Despite being 15,195 kilometres apart, Britain’s decision to leave Europe has been described by some as a ‘king hit’ to Australia. Whilst Australia is unlikely to suffer any permanent scars from this blow, Australia will be forced to manage some pain and confusion over the foreseeable future.
Others are more upbeat. Brexit initially resulted in the pound depreciating to a 31-year low against the Australian Dollar (AUD) potentially making Australia a more attractive destination for skilled UK workers.
If sustained, it also makes imports comparatively cheap. Others refer to the opportunity for Australia to drive a hard bargain with the UK in upcoming bilateral trade negotiations and possibly return the trade relationship to its pre-1973 state.
Impact on Australia
The uncertainty surrounding Brexit has primarily impacted Australian financial markets where listed companies with UK exposure such as BT Investment Management lost up to 25% in value within one month of the Brexit announcement.
Politically, Brexit has come at a sensitive time. Australia will lose its mouthpiece inside the EU just as it commences the early stages of renegotiating a trade agreement with the EU.
Brexit also impacts the 1.5 million or so Australian’s with dual Australian/UK citizenship.
Many young Australians have been motivated to obtain British citizenship based on ancestry with one eye on access to the broader EU work market.
It has also impacted a large number of Australian businesses that use the UK as their regional headquarters, some of which may be motivated to relocate to mainland Europe.
Legal implications for Australian Practitioners
Currently, EU-wide IP protection is afforded to Australians through EUIPO registration. It is unclear what will happen to existing EU registrations after Brexit.

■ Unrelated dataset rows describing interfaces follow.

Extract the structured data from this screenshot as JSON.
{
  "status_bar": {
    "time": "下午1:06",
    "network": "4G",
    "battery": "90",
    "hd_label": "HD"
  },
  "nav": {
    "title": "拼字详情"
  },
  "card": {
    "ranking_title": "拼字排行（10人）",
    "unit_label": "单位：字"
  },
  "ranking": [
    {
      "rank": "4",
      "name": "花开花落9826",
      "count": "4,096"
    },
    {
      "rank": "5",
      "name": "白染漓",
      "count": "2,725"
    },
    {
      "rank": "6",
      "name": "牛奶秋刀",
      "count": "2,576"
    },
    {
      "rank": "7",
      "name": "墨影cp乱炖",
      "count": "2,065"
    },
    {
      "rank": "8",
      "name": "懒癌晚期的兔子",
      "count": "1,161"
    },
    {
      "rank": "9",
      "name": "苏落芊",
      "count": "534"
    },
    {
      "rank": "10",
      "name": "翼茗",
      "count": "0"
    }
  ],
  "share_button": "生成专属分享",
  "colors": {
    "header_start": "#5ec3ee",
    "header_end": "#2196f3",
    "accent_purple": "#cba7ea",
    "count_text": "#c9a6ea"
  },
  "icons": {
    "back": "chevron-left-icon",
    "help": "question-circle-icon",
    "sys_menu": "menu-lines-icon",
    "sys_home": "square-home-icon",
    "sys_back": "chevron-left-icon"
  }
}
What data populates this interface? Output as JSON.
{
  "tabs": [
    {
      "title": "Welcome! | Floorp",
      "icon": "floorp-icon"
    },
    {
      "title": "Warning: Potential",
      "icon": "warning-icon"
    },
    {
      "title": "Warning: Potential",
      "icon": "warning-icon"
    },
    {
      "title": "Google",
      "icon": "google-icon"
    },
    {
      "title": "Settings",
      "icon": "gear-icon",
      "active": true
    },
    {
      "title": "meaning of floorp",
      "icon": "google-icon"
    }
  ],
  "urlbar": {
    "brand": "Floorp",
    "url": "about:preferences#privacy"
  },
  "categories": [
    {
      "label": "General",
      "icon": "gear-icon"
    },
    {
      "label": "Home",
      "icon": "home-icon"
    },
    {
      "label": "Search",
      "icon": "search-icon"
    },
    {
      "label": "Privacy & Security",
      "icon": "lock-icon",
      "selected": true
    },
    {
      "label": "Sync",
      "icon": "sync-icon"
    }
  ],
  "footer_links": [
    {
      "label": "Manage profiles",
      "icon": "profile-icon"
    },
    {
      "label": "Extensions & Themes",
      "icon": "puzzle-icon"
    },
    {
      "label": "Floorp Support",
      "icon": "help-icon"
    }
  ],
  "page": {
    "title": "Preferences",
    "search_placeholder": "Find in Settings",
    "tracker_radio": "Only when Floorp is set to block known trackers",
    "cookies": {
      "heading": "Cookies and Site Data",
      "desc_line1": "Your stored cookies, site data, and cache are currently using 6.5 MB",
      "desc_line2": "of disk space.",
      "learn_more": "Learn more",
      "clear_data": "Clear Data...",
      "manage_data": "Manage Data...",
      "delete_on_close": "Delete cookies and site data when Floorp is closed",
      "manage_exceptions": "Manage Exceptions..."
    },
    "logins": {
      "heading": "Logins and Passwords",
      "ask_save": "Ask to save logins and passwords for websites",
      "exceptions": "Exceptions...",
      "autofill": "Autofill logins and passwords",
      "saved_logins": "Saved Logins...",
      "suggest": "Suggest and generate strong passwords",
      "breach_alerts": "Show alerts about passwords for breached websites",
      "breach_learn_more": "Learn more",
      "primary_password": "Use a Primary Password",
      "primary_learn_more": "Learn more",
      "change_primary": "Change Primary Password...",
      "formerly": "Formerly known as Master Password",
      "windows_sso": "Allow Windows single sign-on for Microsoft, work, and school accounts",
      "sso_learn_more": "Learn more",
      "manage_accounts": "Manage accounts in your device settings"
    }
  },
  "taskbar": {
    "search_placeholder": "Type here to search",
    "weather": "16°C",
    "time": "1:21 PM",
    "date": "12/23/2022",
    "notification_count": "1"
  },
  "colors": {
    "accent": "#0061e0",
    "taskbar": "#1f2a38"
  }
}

On one view, Australian IP owners currently registered under EUIPO may be required to refile their applications in the UK to maintain UK protection resulting in increased registration costs.
Validity questions may also arise over EU registered marks whose geographical use is specific to the UK.
Australian applicants seeking pan-European injunctive relief for IP infringement may now be required to initiate proceedings in the UK and EU separately which will increase enforcement costs.
Australian contracts that describe an underlying territory to be the “member states of the European Union” will need to be reviewed as the contract’s coverage may no longer include the UK despite initial intentions to do so.
At the time of writing, the implications of Brexit for Australia are only starting to emerge. Time will tell the extent to which it will be seen as a nuisance or an opportunity for the Australian economy.
This article was originally published by UK law firm, Ward Hadaway. The original article can be viewed here.